The Silence of Our Friends

A guest post written by Clint Searcy

Today is Martin Luther King Day. Looking back it can be difficult for younger people to understand why any caring person would comply with the unfair rules of segregation that Dr. King worked to remove. How is it that the majority of people would tolerate such pettiness as not allowing everyone to use the same bathroom or water fountains, or eat at the same counter?  How was it ever possible that certain types of people were welcome to spend money in a business but were not permitted to enter that business through the front door?

If I told you today there was still a business in your neighborhood with a physical barrier outside it's door to prevent a minority from coming in you would most likely be outraged. Surely, you would refuse to do business in that establishment.

So my question is this. Why do you? 
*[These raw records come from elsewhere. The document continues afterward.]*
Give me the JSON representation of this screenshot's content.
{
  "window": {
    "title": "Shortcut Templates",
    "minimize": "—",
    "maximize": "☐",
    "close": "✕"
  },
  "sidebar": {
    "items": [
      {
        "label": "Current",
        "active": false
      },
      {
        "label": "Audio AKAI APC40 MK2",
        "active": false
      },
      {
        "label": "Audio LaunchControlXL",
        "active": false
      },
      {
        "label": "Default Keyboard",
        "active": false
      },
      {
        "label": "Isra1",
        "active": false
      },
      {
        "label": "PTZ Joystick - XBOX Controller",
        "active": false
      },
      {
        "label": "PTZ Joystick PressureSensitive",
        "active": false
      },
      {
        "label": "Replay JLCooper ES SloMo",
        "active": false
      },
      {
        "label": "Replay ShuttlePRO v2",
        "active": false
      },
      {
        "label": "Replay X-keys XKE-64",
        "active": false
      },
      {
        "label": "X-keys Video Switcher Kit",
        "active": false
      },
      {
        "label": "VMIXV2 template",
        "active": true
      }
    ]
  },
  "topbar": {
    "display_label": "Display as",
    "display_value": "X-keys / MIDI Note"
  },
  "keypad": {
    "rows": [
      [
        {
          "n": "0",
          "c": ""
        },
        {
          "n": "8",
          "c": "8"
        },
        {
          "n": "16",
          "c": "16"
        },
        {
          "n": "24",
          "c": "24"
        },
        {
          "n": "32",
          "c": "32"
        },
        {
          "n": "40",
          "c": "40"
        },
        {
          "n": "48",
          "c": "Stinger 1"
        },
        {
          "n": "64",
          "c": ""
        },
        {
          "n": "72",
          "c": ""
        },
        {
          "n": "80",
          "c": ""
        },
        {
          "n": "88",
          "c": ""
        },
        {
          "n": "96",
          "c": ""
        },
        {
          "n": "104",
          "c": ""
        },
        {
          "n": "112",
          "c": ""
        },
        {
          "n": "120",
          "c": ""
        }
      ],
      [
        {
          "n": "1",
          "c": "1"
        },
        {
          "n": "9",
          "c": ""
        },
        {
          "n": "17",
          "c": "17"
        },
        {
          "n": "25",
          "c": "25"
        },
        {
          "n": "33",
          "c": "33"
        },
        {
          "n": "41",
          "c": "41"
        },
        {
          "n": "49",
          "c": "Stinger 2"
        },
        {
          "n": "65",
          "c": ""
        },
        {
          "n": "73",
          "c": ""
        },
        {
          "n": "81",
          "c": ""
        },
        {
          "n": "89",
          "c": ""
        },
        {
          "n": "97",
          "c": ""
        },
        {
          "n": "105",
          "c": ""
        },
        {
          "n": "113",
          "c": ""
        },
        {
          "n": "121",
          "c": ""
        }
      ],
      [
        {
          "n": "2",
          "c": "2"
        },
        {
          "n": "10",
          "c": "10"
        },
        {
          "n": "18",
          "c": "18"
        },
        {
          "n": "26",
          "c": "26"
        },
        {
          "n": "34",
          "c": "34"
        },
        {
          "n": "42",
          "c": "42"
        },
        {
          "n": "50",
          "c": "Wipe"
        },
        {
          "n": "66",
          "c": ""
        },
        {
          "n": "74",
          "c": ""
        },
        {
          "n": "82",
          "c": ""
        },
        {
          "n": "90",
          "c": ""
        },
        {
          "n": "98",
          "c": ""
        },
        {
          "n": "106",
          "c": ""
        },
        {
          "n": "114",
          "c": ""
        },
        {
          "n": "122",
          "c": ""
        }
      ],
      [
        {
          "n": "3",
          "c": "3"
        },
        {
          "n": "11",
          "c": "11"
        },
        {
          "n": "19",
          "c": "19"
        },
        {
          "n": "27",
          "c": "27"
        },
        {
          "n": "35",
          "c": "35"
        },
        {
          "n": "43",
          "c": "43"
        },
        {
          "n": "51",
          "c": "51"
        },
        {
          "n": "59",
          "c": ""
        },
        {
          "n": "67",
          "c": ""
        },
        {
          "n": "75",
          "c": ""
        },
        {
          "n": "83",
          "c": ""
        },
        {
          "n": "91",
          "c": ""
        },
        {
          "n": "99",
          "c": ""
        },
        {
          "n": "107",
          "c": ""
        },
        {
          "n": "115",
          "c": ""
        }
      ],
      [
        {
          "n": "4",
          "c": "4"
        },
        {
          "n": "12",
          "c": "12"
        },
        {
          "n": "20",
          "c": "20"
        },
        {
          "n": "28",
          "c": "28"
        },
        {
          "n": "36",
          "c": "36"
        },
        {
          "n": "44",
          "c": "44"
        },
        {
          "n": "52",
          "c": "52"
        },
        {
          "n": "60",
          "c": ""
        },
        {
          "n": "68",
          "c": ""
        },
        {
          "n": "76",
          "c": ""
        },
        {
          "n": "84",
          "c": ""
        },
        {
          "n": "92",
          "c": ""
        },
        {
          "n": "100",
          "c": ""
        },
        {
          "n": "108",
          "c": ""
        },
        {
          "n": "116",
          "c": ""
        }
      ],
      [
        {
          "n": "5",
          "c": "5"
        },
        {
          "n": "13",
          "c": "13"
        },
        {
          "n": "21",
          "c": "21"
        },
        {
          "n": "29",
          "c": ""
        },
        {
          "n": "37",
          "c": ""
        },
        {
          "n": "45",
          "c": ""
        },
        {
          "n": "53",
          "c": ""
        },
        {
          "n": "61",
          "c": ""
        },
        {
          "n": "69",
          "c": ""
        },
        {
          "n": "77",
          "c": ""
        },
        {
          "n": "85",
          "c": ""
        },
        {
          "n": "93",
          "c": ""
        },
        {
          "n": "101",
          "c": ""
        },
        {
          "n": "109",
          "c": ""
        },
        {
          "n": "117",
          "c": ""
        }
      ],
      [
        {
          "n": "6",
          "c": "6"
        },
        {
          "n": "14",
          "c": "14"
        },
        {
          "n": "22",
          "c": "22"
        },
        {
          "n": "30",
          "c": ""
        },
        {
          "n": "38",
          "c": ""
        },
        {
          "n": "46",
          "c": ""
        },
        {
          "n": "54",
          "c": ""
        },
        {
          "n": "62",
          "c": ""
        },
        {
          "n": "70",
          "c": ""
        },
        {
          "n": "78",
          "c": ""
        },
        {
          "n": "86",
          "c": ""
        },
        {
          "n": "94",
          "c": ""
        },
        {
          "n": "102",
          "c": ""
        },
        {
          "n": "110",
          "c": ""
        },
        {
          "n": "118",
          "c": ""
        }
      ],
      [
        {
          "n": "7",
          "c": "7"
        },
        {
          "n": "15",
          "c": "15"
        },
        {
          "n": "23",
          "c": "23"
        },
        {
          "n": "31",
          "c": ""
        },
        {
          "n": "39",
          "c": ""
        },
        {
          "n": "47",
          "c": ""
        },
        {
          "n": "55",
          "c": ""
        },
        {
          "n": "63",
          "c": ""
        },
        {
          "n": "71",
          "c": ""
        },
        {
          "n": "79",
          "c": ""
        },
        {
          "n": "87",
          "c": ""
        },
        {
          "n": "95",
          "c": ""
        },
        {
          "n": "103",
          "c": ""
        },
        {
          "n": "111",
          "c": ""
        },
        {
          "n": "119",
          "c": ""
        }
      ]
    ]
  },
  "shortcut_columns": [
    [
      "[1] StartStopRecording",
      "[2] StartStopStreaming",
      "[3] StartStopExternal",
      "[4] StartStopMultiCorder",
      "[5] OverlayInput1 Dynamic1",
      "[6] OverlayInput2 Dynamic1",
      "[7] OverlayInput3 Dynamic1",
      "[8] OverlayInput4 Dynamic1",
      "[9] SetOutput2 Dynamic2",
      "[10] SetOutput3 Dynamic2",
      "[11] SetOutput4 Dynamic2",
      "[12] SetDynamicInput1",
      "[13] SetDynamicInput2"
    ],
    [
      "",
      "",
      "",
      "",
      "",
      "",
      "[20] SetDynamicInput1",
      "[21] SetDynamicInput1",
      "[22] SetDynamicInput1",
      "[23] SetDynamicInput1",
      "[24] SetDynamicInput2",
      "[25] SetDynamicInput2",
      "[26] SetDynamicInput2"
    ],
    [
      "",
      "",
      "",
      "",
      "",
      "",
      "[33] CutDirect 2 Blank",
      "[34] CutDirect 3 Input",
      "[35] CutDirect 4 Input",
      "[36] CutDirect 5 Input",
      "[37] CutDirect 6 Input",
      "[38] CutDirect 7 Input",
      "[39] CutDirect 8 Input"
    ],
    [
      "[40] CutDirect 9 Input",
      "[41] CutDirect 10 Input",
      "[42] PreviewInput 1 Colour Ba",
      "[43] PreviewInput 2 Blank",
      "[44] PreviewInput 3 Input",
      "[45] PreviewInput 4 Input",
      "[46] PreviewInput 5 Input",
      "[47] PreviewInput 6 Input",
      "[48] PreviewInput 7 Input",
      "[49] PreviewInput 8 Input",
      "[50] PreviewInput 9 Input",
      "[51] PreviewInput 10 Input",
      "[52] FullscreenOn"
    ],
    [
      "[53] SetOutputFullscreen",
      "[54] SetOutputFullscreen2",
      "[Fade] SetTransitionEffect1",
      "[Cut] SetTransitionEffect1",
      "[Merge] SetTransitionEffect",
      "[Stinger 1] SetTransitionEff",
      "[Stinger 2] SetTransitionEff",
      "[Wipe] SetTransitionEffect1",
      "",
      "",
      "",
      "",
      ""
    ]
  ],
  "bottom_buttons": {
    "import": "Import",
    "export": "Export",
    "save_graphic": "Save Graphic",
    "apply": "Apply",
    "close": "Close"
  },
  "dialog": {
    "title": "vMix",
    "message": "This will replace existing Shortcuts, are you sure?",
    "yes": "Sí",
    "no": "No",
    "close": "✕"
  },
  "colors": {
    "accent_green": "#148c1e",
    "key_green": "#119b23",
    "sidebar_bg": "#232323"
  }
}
Despite the widely held notion to the contrary, the ADA does not guarantee wheelchair accessibility. In most of the cases I have encountered over the years it is neither difficult  nor expensive to address accessibility issues for wheelchairs.  While historical preservation laws can sometimes stand in the way of progress on these issues the biggest and most difficult obstacle to overcome is indifference.

Most people lack sufficient awareness of the true scope of the problem. Others simply turn a blind eye to it. Neither is acceptable. It's time to end inequality for all minorities, and that includes people with physical disabilities.The Civil Rights Movement and Marriage Equality for LGBT were only successful because of the support of good-hearted, forward thinking people that were friends to the cause.  Look around, speak up, and walk out of places that are inaccessible to wheelchairs. Stop supporting this kind of segregation.